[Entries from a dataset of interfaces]
•••

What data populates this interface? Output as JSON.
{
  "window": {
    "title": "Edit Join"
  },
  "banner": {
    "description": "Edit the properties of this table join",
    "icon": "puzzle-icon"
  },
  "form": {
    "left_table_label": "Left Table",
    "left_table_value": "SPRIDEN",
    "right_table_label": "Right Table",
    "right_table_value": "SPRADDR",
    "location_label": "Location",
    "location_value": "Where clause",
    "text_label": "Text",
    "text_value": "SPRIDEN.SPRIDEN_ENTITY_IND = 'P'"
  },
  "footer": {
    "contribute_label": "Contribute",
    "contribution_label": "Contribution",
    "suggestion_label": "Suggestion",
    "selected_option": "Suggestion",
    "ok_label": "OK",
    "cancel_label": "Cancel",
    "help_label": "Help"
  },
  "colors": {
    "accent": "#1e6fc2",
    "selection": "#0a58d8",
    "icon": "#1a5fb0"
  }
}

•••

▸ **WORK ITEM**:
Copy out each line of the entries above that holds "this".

▸ **WRITTEN REPLY**:
What data populates this interface? Output as JSON.
    "description": "Edit the properties of this table join",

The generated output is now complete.